People, by nature, like to feel like we have control over a situation. There are some who are more agreeable than others when it comes to deciding things like where to eat or what movie to watch, but even those who go along are making a choice to go along. They are still involved in the decision making and can opt out at any time.
We don’t like to have decisions made for us. We like to have a sense that we are in control. So why then, with all that is at stake right now for the city of Brunswick, are so few of its registered voters turning out for this year’s city elections?
In last month’s election for two seats on the city commission, only 8.1 percent of the city’s registered 9,761 voters cast ballots. That means hundreds of people decided the future of the thousands who live in the city limits.
Of course, the election isn’t over yet. Johnny Cason’s North Ward seat is heading to a runoff between Cason and John Davis Perry II. Early voting wrapped up last week with the runoff slated for Tuesday. All three of the city’s polling places will be fully staffed and ready to go from 7 a.m. to 7 p.m. Tuesday.
Brunswick is currently undergoing a revival. Local stakeholders have gathered the resources to try to put a new shine on the city. Downtown is getting more housing to bring in more people to the area while new businesses are also starting to populate the area.
We have the Oglethorpe block conundrum, potentially a new SPLOST and a host of other issues that the city commission will play a huge role in helping chart the course for Brunswick going forward. If you are a registered voter and don’t cast a ballot on Tuesday, you are allowing someone else to make that decision for you.
We could wax on poetically about how voting is doing your patriotic duty and remind you that several thousand Americans have died to give you that right. That is absolutely all true. Our democracy sustains itself because people exercise the freedom available to them thanks to the blood spilled by the many who came before them.
But for the moment, let’s think more practically. Would you allow someone to choose what job you have? You have to be accepted and hired by a company, but it is ultimately you who chooses where you work.
Would you allow someone else to pick out the clothes you wear everyday. Yes, you might have a stylist or salesperson assist you in finding you the right ensemble, but you still get to see it, try it on and decide you are going to wear it.

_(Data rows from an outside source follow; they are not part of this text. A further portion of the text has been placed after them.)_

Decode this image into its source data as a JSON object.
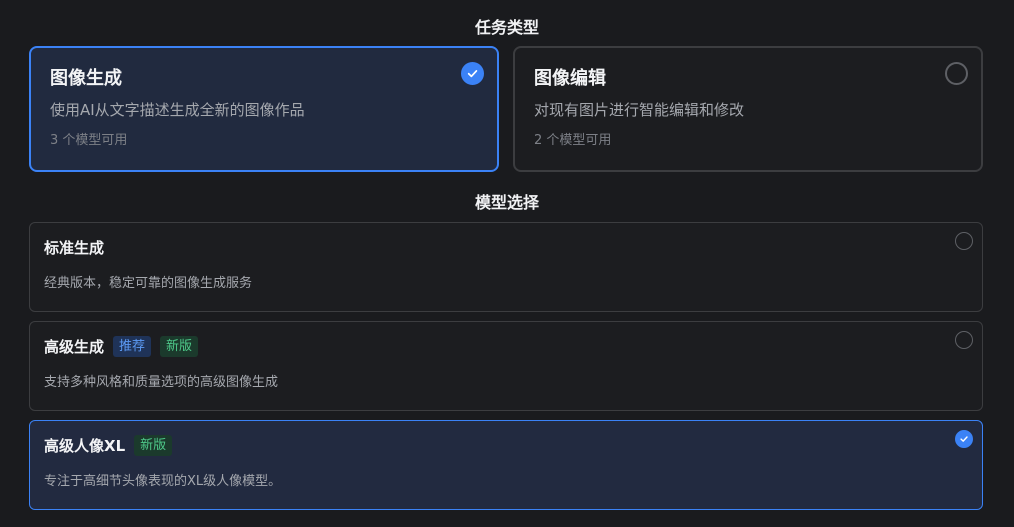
{
  "task_section": {
    "title": "任务类型",
    "options": [
      {
        "name": "图像生成",
        "description": "使用AI从文字描述生成全新的图像作品",
        "model_count": "3 个模型可用",
        "selected": true
      },
      {
        "name": "图像编辑",
        "description": "对现有图片进行智能编辑和修改",
        "model_count": "2 个模型可用",
        "selected": false
      }
    ]
  },
  "model_section": {
    "title": "模型选择",
    "options": [
      {
        "name": "标准生成",
        "description": "经典版本，稳定可靠的图像生成服务",
        "badges": [],
        "selected": false
      },
      {
        "name": "高级生成",
        "description": "支持多种风格和质量选项的高级图像生成",
        "badges": [
          "推荐",
          "新版"
        ],
        "selected": false
      },
      {
        "name": "高级人像XL",
        "description": "专注于高细节头像表现的XL级人像模型。",
        "badges": [
          "新版"
        ],
        "selected": true
      }
    ]
  },
  "colors": {
    "accent": "#3b82f6",
    "background": "#1a1b1e",
    "badge_recommend": "#5c9bf5",
    "badge_new": "#4ec98a"
  },
  "icons": {
    "selected": "check-icon",
    "unselected": "radio-empty-icon"
  }
}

With all things considered, would you let someone else decide your future for you? If you are one of the registered voters who fails to cast a ballot, that’s exactly what you are doing.